But the real reason to be excited about lidar is its potential to unleash new features in apps that are written specifically to take advantage of it. Apple has been teasing several such products as part of its iPad Pro rollout. A new version of Ikea Place, for example, will scan your room, identify the furnishings you’ve already got, and suggest new items to complement them. And a game called Hot Lava will plop down virtual patches of lava for you to jump over, positioning them with more sophistication than existing AR apps, which tend to mostly detect the most obvious surfaces such as tabletops and floors.
What AR needs most of all are killer apps that teeming masses of people want to use. The app industry is still struggling to come up with them, which is why the four-year-old Pokémon Go remains the category’s go-to example. Lidar may provide some of the necessary inspiration. Ultimately, I’m more excited about the technology in phone form than on a tablet: The 1.4-lb. 12.9″ iPad quickly got tiresome when I held it up for extended AR sessions. (The 1-lb. 11″ model would be less of a handful.)

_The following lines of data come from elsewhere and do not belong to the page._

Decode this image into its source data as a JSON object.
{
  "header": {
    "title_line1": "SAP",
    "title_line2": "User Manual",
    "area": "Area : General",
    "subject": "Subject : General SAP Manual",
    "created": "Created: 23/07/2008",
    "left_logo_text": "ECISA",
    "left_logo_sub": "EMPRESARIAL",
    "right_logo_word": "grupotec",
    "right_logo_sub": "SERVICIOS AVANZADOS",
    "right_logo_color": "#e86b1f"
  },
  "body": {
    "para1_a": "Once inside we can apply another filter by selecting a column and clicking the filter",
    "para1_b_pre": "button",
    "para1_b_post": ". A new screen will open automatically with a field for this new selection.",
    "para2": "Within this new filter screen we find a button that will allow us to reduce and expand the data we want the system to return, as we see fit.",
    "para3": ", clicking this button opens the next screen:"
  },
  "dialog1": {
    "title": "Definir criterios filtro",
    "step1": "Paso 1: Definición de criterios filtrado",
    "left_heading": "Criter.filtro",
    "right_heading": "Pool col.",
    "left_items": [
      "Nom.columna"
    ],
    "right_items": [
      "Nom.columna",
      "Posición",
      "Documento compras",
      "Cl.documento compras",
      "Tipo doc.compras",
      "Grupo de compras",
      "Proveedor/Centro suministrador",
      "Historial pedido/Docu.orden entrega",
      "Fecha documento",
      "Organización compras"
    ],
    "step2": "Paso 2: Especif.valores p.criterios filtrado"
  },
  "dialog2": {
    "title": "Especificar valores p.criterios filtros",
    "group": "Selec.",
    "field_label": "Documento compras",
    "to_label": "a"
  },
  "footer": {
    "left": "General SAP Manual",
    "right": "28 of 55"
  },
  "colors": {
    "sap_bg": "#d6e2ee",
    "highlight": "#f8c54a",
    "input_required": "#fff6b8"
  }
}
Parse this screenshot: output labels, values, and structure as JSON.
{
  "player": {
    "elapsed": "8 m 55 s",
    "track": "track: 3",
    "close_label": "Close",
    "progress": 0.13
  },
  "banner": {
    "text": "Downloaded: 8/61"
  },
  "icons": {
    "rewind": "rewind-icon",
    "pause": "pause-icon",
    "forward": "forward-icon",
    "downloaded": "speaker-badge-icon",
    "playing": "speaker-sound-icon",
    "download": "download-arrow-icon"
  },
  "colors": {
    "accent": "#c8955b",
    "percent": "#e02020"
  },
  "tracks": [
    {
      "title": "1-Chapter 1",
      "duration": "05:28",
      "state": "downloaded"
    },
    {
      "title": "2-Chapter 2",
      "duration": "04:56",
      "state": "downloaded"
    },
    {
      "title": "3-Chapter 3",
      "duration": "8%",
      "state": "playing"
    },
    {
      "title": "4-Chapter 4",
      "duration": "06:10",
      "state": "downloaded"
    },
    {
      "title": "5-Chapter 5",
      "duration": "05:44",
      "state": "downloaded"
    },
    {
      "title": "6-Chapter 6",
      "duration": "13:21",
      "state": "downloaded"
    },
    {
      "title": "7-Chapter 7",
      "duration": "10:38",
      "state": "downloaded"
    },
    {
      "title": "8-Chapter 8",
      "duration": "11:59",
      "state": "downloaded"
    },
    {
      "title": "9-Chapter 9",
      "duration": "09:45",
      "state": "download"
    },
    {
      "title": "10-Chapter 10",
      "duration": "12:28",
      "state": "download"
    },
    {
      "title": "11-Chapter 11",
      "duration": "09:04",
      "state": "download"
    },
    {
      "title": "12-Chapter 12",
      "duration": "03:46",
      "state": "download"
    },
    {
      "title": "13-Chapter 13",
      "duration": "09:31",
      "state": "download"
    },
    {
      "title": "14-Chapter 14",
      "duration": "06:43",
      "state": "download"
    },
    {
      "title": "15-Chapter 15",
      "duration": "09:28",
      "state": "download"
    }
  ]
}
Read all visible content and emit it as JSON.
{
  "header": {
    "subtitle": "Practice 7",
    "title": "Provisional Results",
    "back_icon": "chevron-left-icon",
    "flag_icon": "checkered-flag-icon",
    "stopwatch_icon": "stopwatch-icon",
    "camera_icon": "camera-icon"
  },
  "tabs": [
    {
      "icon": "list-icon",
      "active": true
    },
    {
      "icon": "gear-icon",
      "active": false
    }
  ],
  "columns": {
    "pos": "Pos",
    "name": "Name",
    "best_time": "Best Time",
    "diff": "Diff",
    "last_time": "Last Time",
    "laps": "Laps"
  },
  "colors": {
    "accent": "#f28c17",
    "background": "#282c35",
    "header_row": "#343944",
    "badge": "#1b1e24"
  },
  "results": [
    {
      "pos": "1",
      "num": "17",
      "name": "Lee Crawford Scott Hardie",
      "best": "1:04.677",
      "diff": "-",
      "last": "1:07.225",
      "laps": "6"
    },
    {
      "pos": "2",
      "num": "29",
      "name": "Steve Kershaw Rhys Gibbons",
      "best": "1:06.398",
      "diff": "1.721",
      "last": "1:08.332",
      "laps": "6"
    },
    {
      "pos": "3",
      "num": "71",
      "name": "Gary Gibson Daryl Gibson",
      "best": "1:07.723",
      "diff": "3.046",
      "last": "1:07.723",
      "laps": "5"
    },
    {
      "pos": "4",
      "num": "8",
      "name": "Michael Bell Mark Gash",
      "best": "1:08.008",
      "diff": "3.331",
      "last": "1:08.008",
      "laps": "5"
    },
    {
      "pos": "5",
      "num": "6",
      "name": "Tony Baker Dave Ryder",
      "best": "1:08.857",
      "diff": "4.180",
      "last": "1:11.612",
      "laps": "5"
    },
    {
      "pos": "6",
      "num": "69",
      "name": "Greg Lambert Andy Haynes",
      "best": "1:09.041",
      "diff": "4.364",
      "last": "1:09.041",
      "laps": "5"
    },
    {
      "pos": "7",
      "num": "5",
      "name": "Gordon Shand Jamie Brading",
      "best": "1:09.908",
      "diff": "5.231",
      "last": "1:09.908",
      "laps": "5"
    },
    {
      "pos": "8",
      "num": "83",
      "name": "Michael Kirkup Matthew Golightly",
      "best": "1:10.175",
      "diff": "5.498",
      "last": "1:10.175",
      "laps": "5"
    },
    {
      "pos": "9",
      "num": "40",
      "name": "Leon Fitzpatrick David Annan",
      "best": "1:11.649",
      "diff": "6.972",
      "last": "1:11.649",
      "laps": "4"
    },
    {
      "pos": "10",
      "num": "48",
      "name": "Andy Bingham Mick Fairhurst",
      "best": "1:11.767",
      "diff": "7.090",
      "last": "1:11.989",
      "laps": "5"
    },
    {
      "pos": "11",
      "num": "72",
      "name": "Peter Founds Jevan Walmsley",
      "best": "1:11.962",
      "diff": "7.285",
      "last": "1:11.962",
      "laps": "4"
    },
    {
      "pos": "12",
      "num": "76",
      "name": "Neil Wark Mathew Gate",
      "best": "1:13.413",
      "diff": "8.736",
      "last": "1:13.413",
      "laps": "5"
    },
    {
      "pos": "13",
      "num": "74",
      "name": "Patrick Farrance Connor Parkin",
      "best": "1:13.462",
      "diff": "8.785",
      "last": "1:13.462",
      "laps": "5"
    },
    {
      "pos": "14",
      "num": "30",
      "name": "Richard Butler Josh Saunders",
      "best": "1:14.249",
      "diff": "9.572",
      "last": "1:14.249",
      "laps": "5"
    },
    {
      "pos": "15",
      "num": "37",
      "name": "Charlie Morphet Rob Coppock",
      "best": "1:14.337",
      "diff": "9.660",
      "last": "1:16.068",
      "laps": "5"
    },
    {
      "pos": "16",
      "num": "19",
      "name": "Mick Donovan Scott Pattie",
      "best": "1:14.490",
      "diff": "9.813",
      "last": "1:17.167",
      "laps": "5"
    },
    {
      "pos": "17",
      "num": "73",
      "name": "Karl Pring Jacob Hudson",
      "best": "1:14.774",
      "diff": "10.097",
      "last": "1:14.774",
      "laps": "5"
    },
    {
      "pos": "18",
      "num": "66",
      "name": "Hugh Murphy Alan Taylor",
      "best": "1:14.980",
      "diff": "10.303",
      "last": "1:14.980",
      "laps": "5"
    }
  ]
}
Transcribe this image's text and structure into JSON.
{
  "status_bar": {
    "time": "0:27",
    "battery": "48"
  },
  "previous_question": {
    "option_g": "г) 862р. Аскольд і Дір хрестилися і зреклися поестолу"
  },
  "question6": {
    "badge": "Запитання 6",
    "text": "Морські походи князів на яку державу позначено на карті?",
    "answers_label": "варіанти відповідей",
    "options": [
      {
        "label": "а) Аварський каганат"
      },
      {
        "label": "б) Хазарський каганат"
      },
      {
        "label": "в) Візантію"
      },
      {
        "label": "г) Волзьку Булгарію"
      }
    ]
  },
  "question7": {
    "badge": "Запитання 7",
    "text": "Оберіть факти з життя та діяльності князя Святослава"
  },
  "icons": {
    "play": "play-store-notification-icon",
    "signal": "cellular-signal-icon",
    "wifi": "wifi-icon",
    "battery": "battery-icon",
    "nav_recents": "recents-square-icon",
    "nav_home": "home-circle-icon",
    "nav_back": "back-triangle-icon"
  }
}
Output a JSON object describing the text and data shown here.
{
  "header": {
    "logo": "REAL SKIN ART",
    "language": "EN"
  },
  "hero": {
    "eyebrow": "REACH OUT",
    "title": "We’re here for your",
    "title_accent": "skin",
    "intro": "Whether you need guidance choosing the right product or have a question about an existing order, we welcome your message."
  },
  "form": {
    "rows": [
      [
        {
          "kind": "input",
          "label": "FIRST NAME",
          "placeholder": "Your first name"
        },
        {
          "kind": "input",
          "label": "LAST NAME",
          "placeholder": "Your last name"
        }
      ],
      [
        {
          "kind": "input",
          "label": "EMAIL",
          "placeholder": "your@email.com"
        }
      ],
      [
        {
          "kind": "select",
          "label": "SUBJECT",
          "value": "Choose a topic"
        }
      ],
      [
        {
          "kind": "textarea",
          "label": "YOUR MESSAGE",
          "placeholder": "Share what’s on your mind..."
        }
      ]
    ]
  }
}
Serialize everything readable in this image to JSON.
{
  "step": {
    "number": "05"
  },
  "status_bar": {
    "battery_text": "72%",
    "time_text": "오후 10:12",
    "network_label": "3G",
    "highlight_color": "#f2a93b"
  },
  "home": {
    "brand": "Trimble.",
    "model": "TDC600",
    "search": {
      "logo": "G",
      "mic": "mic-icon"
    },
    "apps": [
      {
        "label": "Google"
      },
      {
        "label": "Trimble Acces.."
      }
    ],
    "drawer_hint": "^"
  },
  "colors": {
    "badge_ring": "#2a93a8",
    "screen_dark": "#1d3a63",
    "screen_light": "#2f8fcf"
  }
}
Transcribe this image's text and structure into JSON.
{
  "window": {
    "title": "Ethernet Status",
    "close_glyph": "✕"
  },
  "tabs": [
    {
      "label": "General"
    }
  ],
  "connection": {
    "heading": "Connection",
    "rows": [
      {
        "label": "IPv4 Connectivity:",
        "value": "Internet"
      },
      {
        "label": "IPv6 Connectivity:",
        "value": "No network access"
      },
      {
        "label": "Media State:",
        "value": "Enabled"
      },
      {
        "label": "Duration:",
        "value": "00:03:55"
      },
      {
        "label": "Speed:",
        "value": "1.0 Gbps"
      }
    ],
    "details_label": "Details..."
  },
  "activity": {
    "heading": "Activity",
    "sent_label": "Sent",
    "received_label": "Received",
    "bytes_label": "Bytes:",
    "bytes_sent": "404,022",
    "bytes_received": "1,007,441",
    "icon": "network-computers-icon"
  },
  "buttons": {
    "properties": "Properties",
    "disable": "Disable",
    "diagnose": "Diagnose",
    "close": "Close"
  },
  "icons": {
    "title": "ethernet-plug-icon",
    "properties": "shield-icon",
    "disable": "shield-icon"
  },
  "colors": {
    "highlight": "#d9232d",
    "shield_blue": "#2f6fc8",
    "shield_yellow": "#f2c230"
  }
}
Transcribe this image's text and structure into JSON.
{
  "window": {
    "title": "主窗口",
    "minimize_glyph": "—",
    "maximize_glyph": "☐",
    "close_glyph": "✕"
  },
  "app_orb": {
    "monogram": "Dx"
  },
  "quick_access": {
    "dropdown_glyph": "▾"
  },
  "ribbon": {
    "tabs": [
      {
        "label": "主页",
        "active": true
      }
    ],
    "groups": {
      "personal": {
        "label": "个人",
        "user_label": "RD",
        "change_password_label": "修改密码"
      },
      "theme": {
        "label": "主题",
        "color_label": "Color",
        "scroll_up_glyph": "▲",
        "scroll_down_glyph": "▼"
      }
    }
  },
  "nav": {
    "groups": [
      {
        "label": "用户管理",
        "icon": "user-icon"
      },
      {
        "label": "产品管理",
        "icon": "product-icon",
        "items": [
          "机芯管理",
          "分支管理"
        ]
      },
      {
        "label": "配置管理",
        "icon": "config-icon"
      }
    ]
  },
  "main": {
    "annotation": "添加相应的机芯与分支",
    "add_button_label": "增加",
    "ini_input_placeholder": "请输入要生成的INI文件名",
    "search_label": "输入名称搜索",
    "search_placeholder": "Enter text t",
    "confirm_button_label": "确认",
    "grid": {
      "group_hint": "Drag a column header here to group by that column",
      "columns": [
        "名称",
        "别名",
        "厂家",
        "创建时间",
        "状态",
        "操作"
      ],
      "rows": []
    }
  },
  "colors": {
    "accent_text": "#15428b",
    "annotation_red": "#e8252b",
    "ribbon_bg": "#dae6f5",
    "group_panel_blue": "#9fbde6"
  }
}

Here comes the cursor
Full disclosure: After using various iPads as primary computing devices for more than eight years, I’ve never craved mouse or trackpad input. When I reviewed the original iPad Pro in 2015, I even helpfully pointed out that “THE LACK OF A MOUSE IS THE WHOLE POINT!!!” (yes, in bold caps with three exclamation points). I remain grateful that Apple devoted its intellectual capital to building a touch-first platform rather than trying to split the difference with the PC, as Microsoft’s Surface has always done, to uneven effect.
But . . .
Having spent a little time with the iPad Pro and Apple’s Magic Trackpad, I’m sold on the new cursor support. It’s available for all iPads in the latest iPadOS update, but leaves me even more impatient for the iPad Pro’s trackpad-equipped Magic Keyboard to show up in May.
Rather than grafting the Mac’s venerable pointy cursor onto the iPad interface, Apple rethought what mouse-style input should be like in a mostly touch environment. The cursor is a circle—evoking a fingertip—that morphs with balletic grace as you slide it over elements such as buttons. It’s one of the most polished pieces of software functionality that Apple or anyone else has introduced lately, and the first major payoff of Apple’s decision last year to rebrand the iPad’s version of iOS as iPadOS.
Using the Magic Trackpad—a jumbo-size external Bluetooth model—I selected jumbo blocks of text, used two fingers to scroll through documents, and right-clicked to reach heretofore inaccessible menus in web apps. Everything just worked. (Well, 99% of everything—the Todoist app didn’t always register clicks on its checkboxes; an update is in development.) Developers that want to shape-shift the cursor in ways tailored to their apps will be able to do so through software updates. That customization seems like it will be particularly important for productivity apps; Apple itself plans to release new versions of its Pages, Numbers, and Keynote soon.
Historically, Apple has often been at its best when it’s ignored pleas for new features until it’s felt like it has something that’s fully baked. One classic example: cut and paste, which didn’t come to the iPhone until two years after the smartphone’s 2007 release. In the case of mouse-cursor support, Apple is delivering something that people began asking for close to a decade ago, when the iPad was new. But we’re getting the kind of carefully considered support the platform deserves. And it’s here for every iPad that can run iPadOS 13, not just the new iPad Pro.
Can I say it?